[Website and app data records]
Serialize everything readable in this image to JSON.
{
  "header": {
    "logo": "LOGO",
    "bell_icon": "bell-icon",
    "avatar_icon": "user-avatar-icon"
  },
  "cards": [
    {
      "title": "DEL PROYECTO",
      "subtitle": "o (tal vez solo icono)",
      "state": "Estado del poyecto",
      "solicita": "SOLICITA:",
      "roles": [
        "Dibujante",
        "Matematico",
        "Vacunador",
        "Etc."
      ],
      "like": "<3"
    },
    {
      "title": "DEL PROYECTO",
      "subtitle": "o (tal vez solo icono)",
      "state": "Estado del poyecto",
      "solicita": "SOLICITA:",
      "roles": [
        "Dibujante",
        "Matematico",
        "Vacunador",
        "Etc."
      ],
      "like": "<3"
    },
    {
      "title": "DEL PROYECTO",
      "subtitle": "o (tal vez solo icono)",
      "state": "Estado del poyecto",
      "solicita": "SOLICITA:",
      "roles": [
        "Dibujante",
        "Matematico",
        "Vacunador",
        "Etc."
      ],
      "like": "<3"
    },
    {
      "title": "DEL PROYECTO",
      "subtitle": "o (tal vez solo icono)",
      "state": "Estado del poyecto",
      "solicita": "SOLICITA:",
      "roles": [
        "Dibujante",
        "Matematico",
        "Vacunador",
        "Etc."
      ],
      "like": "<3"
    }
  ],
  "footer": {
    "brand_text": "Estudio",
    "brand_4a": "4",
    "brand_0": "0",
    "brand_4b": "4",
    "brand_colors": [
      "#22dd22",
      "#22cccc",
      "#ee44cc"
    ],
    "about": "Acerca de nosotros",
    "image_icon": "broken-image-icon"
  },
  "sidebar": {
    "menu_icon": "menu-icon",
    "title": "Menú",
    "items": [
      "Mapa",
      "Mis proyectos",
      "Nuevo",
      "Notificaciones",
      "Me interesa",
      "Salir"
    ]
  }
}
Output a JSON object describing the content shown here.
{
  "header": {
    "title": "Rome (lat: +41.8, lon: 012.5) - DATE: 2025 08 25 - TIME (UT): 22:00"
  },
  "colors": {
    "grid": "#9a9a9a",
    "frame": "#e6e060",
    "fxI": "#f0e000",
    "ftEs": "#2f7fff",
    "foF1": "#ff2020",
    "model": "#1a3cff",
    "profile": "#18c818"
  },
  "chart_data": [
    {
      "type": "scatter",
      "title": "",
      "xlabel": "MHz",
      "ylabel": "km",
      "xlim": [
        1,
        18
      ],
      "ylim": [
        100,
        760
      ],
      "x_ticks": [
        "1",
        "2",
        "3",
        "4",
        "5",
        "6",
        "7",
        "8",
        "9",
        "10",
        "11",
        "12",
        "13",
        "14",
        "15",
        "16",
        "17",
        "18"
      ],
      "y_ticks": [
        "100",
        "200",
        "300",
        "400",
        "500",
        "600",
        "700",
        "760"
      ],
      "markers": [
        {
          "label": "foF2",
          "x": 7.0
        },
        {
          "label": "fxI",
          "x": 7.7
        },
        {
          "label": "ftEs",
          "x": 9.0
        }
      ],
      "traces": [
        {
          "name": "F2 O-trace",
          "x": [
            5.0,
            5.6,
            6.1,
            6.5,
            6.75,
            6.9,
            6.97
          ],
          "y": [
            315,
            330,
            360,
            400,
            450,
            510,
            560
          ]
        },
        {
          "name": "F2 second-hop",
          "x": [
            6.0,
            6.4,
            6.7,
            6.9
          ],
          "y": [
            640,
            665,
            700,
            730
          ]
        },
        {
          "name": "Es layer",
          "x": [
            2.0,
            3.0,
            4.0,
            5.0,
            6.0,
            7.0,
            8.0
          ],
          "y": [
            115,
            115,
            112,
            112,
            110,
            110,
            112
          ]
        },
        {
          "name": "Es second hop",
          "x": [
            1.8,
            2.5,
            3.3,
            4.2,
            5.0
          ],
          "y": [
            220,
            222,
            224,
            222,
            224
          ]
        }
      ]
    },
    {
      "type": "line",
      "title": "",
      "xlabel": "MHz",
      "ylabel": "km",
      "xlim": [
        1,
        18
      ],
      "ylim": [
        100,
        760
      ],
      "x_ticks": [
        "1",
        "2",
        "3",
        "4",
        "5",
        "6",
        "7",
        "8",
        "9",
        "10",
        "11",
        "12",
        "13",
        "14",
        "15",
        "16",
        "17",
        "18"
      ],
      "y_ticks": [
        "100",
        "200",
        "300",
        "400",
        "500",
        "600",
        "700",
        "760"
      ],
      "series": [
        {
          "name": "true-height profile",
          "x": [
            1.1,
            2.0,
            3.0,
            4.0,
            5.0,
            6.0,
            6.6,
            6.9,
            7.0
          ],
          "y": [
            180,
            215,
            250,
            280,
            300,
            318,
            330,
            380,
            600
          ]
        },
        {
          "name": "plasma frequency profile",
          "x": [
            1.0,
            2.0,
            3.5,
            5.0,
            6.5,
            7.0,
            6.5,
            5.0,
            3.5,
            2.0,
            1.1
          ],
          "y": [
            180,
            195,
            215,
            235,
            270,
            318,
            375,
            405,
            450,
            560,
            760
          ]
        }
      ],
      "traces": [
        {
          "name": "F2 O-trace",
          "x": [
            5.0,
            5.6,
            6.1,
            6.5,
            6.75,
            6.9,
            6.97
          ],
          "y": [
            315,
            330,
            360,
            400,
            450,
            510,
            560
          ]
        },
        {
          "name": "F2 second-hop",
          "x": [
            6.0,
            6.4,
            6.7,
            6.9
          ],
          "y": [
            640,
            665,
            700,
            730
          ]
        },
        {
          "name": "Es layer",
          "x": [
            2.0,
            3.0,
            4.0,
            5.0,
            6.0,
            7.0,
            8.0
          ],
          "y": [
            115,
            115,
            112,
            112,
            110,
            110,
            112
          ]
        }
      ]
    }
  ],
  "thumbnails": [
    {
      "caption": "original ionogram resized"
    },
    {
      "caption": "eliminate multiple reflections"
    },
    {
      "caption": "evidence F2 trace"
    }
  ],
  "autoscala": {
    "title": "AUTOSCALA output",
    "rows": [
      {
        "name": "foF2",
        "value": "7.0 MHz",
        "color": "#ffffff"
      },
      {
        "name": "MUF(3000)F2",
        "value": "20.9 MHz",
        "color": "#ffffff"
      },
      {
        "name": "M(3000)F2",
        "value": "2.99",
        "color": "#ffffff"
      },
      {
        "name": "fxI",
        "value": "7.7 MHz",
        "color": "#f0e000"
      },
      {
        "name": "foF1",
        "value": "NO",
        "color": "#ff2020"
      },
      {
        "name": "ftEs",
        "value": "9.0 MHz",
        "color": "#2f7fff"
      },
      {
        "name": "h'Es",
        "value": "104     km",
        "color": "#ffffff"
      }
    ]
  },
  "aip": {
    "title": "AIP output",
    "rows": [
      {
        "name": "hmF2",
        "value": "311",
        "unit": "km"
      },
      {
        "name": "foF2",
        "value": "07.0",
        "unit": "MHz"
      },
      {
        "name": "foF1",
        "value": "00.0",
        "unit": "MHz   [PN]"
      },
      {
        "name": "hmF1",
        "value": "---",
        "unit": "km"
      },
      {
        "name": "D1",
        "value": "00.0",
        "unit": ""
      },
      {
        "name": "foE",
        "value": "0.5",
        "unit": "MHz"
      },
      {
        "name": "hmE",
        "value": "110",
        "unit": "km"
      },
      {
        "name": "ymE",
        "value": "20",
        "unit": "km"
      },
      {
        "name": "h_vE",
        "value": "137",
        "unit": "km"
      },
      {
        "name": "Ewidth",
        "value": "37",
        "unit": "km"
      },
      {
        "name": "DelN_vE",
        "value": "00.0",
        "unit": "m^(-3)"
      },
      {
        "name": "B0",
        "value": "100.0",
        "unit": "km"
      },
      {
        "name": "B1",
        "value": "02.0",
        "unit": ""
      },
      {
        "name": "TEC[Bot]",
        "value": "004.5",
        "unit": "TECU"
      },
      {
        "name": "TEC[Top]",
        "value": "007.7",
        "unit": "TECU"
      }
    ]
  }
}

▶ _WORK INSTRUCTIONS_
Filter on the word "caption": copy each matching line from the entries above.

▶ _FINISHED TASK_
      "caption": "original ionogram resized"
      "caption": "eliminate multiple reflections"
      "caption": "evidence F2 trace"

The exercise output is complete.